Woodfin – Woodfin Officer Michael Owenby, the department’s K-9 handler, has resigned from law enforcement reported Woodfin Police Chief Michael Dykes. “Though he is still an active reserve with us, he has not joined another law enforcement agency.” What does this mean for the department’s K-9 officer, Chef?
“Chef, he has been partnered with a new handler, Officer Joshua Myrick. Officer Myrick and Chef will spend the next few weeks working on their bonding as they look for a K-9 handler school,” Dykes told the Tribune. “Once we find one, the K-9 team will spend eight to 10 weeks (depending on the program) in training. After that, Chef will resume his normal patrol with Officer Myrick.
Chef, a Belgian Malinois, was aquired by the department last year at tbe cost of $10,000 with inital training. Add to that cost of a kennel that was built at Officer Owenby’s home ($2,000), a specially modified police cruiser that contains an automatic climate control system that ensures no matter where “Chef” goes he’s kept cool ($2,000) which was switched to a new Ford Explore when the new police vehicles arrived (about $4,000 for that one) and accessories like leashes and training gear.
Chef was selected by the trainers in Florida after undergoing testing and evaluation and then underwent more training and assessment before being selected by Woodfin. “It goes through another process before we select the dog, so we make sure we’re finding a dog that fits our needs,” explained Dykes.
Chef is an all-purpose search dog looking for everything from missing persons to suspects to drugs along with protecting its handler. He won’t be searching for bombs or cadavers.

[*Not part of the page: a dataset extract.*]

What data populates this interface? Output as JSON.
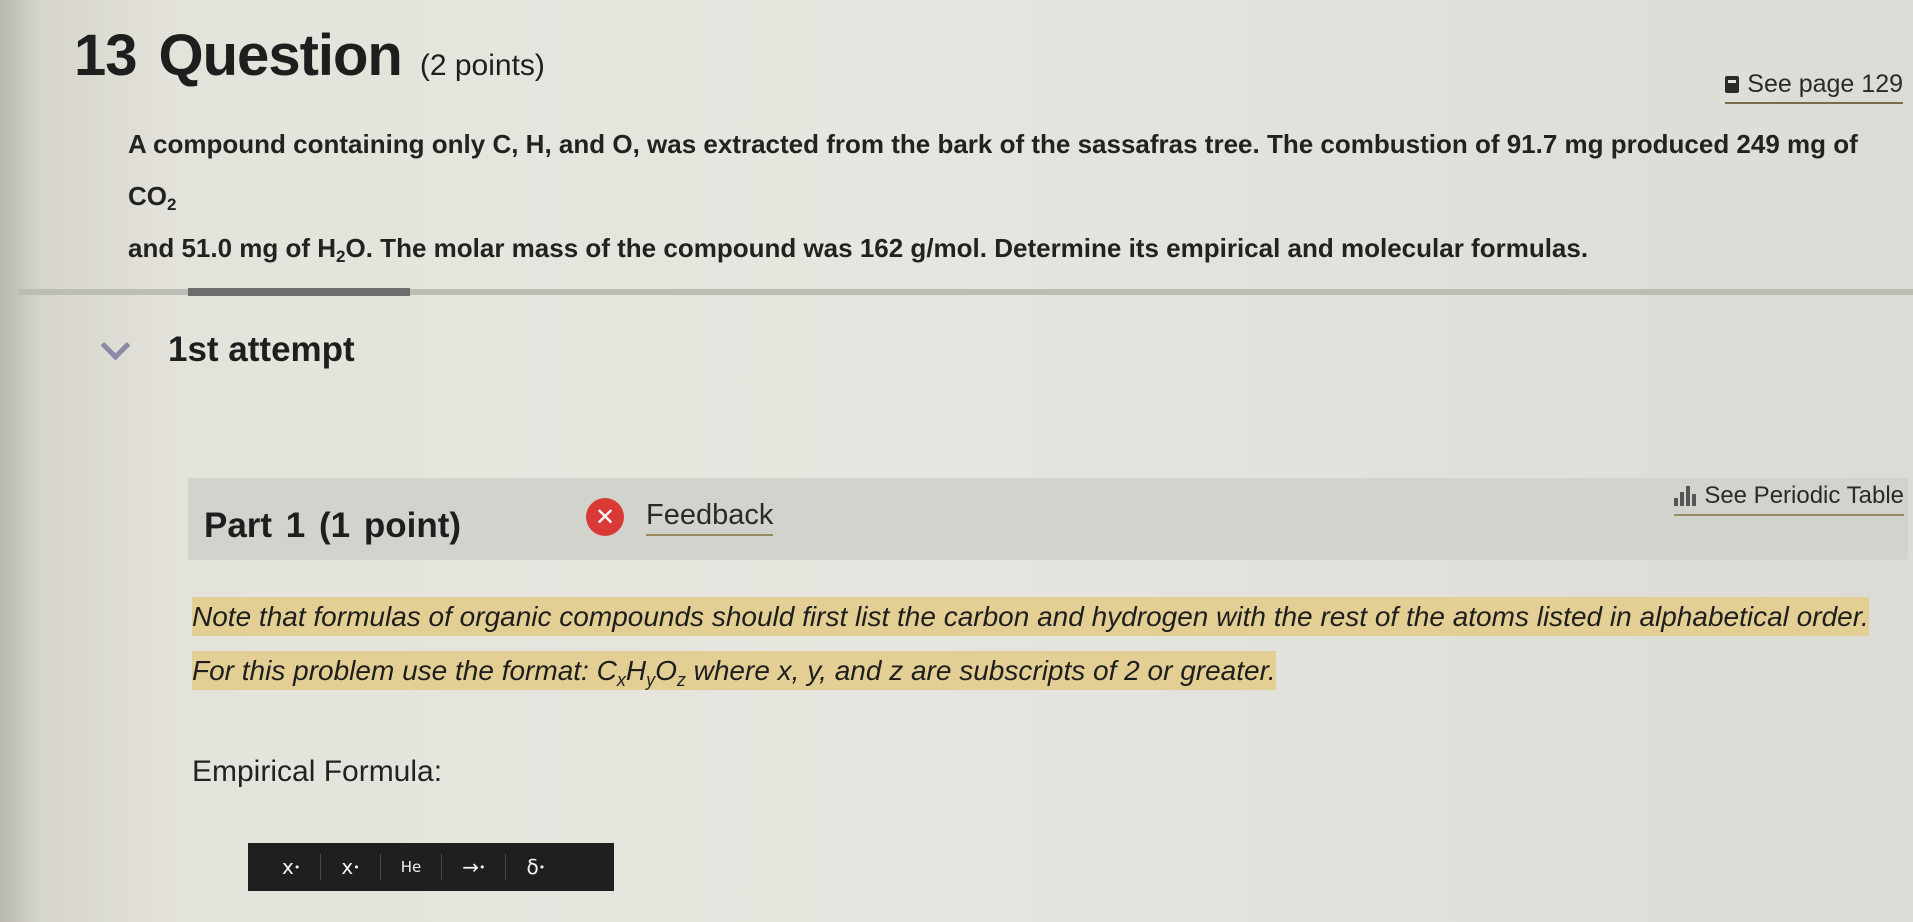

Asked about concerns about Chef working with a new handler, Dykes said, “Since Chef is still rather young, we anticipate that he will adapt well to a new handler and the K-9 handler school will be more an opportunity for Chef to train Officer Myrick.”